close this folderThe Laws of War: Problems of Implementation in Contemporary Conflicts
close this folderII. Implementation Provisions and Mechanisms
View the document(introduction...)
View the document1. From 1899 to the Second World War
View the document2. The Post-Second World War Trials
View the document3. The Post-1945 Conventions: General
View the document4. The Post-1945 Conventions: Humanitarian, Monitoring and Fact-Pinding Tasks
View the document5. The Post-1945 Conventions: Punishment and Compensation
View the document6. Other Mechanisms of Implementation
View the document7. The Involvement of the United Nations
View the document8. The International Court of Justice

1. From 1899 to the Second World War

The 1899 and 1907 Hague Conventions on Land War, and the Regulations annexed to them, are vague on the matter of ensuring compliance.

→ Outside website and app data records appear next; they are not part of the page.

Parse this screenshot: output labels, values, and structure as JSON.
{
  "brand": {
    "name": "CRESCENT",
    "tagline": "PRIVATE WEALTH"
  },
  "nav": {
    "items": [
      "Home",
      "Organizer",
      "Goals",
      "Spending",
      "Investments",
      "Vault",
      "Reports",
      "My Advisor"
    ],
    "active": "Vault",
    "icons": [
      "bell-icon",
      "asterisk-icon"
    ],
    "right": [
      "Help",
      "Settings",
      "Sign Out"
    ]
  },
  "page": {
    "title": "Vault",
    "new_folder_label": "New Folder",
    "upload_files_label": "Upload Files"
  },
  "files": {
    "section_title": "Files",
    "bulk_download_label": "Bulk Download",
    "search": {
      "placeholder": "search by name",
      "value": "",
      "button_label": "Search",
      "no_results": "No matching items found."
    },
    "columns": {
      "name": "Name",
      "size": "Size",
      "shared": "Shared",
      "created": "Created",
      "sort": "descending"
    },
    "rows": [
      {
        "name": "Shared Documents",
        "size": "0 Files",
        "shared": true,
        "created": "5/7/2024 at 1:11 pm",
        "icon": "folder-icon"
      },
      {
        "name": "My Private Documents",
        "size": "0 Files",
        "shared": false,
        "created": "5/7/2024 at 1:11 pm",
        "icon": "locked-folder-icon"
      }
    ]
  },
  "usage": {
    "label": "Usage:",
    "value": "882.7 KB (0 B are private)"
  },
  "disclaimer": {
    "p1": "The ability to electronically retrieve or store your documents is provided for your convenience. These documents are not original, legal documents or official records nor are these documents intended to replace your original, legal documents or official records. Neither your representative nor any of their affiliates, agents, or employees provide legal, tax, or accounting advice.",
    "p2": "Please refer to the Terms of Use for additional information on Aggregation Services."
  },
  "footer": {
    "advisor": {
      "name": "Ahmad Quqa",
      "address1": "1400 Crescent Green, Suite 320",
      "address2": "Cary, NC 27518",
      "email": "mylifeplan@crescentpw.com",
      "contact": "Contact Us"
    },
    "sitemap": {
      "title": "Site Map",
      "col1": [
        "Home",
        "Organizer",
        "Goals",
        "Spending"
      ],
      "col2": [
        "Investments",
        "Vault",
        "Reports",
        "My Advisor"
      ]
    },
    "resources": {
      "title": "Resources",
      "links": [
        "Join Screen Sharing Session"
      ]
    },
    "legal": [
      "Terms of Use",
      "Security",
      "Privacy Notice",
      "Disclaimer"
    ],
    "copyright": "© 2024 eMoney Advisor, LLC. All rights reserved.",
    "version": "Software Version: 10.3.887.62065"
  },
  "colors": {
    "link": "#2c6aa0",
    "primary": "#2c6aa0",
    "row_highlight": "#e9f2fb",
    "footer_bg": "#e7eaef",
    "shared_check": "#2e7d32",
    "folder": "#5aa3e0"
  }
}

Article 1 of the 1899 and 1907 Hague Conventions requires the powers to issue instructions to their land forces in conformity with the Regulations. Article 3 of the 1907 Convention says that a belligerent party violating the Regulations "shall, if the case demands, be liable to pay compensation". In addition, Article 56 of the 1899 and 1907 Hague Regulations makes a vague reference to legal proceedings in the event of violation of its rules about certain types of public property. Nothing more is said about how these or other provisions are to be enforced. The many striking omissions regarding enforcement exposed the Hague system to the accusation that it was based on unduly optimistic assumptions.

However, the relative paucity of formal provisions in the Hague Conventions and Regulations did not mean that there was no implementation system at all. The central assumption, of which the above-summarized provisions are a mere reflection, was of a responsibility on states to ensure that the rules were observed and offenders brought to justice. This assumption has many weaknesses, of which the most obvious, easy to identify but hard to remedy, is that most governments have been, quite understandably, reluctant to prosecute their own servants in cases where their violations of the laws of war were carried out while pursuing government policy. It is this problem above all which has sustained an unbroken series of calls for some diminution of national sovereignty so far as the punishment of war crimes and crimes against humanity is concerned. In twentieth century practice, the Hague Regulations have provided the basis for numerous trials, appeals, arbitrations, and inquiries - not only by national, but also by international, bodies. Their modes of implementation have been richer than those specified in the original texts.

After the First World War a number of international agreements included reference to the punishment of war crimes. The 1919 Treaty of Versailles, Articles 227 to 230, required Germany to surrender for trial members of its armed forces charged with violations of the laws of war. However, by subsequent arrangement with Allied governments, Germany itself tried German offenders, very few of whom were convicted The Versailles Treaty also imposed heavy reparations on Germany on account of its perceived responsibility for the outbreak and therefore the costs of the war - a matter of ius ad bellum rather that ius in bello. The 1929 Geneva Convention on Wounded and Sick, Article 29, provided for punishment of violations on the basis of national penal legislation. The 1929 Geneva Convention on Prisoners of War, Article 86, provided for Protecting Powers to monitor observance of the Convention. both these 1929 Conventions are now defunct, having been superseded by the 1949 Conventions.)

By contrast, a major laws of war agreement of the inter-war years, the 1925 Geneva Protocol of Gas and Bacteriological Warfare, said nothing about implementation other than in the noble but vague formulation "that this prohibition shall be universally accepted as a part of International Law, binding alike the conscience and the practice of nations" On ratification, France and many other states remedied the gap by making it clear that they would cease to be bound by the Protocol if their enemies used the prohibited weapons. Here was a clear threat of reprisals. Fear of reprisals almost certainly played some part in subsequent cases of non-use of such weapons, including during the Second World War and the 1991 Gulf War.